Required work: What is the number of lines in the following data that contain "chuo"? Answer with the number alone.

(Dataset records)

----------------

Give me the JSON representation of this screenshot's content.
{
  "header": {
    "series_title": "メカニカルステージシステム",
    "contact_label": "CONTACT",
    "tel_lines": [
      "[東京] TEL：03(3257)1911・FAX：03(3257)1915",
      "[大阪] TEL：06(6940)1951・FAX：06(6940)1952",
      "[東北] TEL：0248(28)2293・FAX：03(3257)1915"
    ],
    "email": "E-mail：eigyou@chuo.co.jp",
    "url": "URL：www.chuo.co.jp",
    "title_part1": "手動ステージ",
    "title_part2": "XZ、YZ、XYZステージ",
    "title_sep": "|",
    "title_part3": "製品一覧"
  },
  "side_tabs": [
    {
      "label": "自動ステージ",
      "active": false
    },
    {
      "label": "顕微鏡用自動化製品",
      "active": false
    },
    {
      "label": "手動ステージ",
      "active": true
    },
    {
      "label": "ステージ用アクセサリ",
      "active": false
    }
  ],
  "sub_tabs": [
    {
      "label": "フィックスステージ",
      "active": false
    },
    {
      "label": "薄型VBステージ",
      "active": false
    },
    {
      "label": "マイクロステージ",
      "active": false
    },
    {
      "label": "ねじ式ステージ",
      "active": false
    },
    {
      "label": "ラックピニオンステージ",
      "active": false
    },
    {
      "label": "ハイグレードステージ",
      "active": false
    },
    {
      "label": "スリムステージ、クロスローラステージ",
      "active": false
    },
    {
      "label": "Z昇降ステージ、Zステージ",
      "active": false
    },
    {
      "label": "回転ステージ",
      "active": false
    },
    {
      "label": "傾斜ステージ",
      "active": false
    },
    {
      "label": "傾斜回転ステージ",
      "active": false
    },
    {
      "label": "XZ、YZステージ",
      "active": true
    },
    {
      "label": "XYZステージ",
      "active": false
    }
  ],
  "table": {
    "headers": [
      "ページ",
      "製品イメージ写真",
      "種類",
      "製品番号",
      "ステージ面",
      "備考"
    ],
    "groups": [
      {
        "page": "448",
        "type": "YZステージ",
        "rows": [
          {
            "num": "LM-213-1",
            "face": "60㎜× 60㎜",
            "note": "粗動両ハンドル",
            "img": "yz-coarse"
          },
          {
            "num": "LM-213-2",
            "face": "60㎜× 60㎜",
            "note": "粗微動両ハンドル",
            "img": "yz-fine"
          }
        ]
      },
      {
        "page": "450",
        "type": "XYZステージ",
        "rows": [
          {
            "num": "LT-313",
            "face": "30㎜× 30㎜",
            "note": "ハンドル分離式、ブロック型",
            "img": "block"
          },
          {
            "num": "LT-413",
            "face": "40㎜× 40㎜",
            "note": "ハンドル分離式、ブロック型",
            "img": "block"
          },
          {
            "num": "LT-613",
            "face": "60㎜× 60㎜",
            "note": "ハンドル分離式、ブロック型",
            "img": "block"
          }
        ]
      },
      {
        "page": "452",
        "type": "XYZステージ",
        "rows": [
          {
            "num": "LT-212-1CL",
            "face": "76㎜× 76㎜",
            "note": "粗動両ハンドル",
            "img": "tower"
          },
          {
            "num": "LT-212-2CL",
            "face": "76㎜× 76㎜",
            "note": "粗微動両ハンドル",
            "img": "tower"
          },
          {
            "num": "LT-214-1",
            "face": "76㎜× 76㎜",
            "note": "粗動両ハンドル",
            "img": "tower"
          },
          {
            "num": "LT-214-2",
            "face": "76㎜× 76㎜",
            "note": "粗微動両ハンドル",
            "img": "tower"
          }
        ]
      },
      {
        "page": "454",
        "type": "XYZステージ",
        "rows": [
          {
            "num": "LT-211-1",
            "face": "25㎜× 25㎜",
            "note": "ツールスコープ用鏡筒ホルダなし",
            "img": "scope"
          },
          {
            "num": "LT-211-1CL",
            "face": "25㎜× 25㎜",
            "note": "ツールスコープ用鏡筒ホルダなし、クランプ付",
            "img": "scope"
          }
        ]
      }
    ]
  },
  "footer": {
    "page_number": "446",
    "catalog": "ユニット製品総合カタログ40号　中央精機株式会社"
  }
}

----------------

Output for this exercise: 2